Task: Your task is to copy every line below that contains the word "Módulo".

Dataset records:
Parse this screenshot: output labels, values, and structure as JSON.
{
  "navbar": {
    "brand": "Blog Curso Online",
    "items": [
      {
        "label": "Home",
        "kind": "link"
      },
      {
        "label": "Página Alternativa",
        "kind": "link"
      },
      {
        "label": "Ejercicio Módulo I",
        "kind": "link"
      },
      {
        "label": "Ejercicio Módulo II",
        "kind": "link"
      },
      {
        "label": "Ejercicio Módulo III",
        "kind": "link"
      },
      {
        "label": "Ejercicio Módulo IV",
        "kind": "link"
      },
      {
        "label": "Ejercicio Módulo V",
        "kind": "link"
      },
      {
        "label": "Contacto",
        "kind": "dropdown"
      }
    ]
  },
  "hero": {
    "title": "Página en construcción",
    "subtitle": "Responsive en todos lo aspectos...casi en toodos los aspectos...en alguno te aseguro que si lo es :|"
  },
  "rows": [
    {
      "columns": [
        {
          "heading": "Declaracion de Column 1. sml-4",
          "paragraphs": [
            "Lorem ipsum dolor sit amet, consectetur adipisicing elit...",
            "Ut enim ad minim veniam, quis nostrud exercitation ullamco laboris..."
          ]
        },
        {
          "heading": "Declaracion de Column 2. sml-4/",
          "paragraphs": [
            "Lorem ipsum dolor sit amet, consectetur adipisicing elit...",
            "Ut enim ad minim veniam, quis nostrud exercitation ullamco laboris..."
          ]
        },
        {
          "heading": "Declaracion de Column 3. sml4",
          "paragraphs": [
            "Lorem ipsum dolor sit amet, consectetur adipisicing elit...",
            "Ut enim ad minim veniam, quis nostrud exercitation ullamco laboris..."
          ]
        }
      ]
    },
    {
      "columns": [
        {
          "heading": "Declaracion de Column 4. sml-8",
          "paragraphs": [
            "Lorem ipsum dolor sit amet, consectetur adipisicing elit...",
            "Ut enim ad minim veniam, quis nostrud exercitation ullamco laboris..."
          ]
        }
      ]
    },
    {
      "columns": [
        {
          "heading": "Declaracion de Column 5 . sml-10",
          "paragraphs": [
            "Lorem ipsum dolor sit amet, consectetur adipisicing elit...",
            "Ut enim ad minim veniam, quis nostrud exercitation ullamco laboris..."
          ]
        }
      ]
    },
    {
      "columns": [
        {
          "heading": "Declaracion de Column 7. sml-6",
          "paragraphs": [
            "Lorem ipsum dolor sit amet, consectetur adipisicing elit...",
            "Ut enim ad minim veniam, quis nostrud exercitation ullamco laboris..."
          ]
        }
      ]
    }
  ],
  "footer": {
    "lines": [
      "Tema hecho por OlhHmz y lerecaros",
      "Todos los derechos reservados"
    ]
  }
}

Result:
        "label": "Ejercicio Módulo I",
        "label": "Ejercicio Módulo II",
        "label": "Ejercicio Módulo III",
        "label": "Ejercicio Módulo IV",
        "label": "Ejercicio Módulo V",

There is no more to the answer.